[Start of Attachment]

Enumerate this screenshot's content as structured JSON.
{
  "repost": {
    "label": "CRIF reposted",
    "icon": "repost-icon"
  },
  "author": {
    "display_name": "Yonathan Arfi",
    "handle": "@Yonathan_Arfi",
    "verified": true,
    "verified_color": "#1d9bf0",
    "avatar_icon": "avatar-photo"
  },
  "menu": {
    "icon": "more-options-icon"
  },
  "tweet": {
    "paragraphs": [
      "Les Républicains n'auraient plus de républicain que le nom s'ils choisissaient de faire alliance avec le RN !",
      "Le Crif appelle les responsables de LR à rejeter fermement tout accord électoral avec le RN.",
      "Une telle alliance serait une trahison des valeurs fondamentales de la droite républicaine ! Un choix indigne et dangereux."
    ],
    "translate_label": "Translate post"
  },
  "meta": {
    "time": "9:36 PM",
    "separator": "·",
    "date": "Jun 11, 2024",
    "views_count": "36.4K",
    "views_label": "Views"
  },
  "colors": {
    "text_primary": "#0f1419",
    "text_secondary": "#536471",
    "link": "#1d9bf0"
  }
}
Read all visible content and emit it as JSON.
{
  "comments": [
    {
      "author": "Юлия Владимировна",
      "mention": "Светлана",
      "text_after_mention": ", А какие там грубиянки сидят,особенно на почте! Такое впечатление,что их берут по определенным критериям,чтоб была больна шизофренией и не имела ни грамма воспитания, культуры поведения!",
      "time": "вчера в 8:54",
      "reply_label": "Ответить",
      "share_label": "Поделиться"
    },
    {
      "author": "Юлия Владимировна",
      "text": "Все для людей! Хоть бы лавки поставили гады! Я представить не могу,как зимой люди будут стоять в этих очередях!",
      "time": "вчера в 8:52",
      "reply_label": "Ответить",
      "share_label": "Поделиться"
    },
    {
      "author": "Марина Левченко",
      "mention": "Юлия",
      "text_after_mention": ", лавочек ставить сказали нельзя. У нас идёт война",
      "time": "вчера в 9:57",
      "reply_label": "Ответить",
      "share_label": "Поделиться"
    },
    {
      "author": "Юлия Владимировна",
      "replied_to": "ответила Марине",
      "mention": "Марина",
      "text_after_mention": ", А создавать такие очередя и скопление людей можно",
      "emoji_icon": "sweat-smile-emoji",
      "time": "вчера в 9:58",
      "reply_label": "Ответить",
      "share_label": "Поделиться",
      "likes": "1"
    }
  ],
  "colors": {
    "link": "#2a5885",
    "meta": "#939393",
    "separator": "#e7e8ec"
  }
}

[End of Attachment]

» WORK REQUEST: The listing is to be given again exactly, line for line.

» TASK OUTPUT:
Enumerate this screenshot's content as structured JSON.
{
  "repost": {
    "label": "CRIF reposted",
    "icon": "repost-icon"
  },
  "author": {
    "display_name": "Yonathan Arfi",
    "handle": "@Yonathan_Arfi",
    "verified": true,
    "verified_color": "#1d9bf0",
    "avatar_icon": "avatar-photo"
  },
  "menu": {
    "icon": "more-options-icon"
  },
  "tweet": {
    "paragraphs": [
      "Les Républicains n'auraient plus de républicain que le nom s'ils choisissaient de faire alliance avec le RN !",
      "Le Crif appelle les responsables de LR à rejeter fermement tout accord électoral avec le RN.",
      "Une telle alliance serait une trahison des valeurs fondamentales de la droite républicaine ! Un choix indigne et dangereux."
    ],
    "translate_label": "Translate post"
  },
  "meta": {
    "time": "9:36 PM",
    "separator": "·",
    "date": "Jun 11, 2024",
    "views_count": "36.4K",
    "views_label": "Views"
  },
  "colors": {
    "text_primary": "#0f1419",
    "text_secondary": "#536471",
    "link": "#1d9bf0"
  }
}
Read all visible content and emit it as JSON.
{
  "comments": [
    {
      "author": "Юлия Владимировна",
      "mention": "Светлана",
      "text_after_mention": ", А какие там грубиянки сидят,особенно на почте! Такое впечатление,что их берут по определенным критериям,чтоб была больна шизофренией и не имела ни грамма воспитания, культуры поведения!",
      "time": "вчера в 8:54",
      "reply_label": "Ответить",
      "share_label": "Поделиться"
    },
    {
      "author": "Юлия Владимировна",
      "text": "Все для людей! Хоть бы лавки поставили гады! Я представить не могу,как зимой люди будут стоять в этих очередях!",
      "time": "вчера в 8:52",
      "reply_label": "Ответить",
      "share_label": "Поделиться"
    },
    {
      "author": "Марина Левченко",
      "mention": "Юлия",
      "text_after_mention": ", лавочек ставить сказали нельзя. У нас идёт война",
      "time": "вчера в 9:57",
      "reply_label": "Ответить",
      "share_label": "Поделиться"
    },
    {
      "author": "Юлия Владимировна",
      "replied_to": "ответила Марине",
      "mention": "Марина",
      "text_after_mention": ", А создавать такие очередя и скопление людей можно",
      "emoji_icon": "sweat-smile-emoji",
      "time": "вчера в 9:58",
      "reply_label": "Ответить",
      "share_label": "Поделиться",
      "likes": "1"
    }
  ],
  "colors": {
    "link": "#2a5885",
    "meta": "#939393",
    "separator": "#e7e8ec"
  }
}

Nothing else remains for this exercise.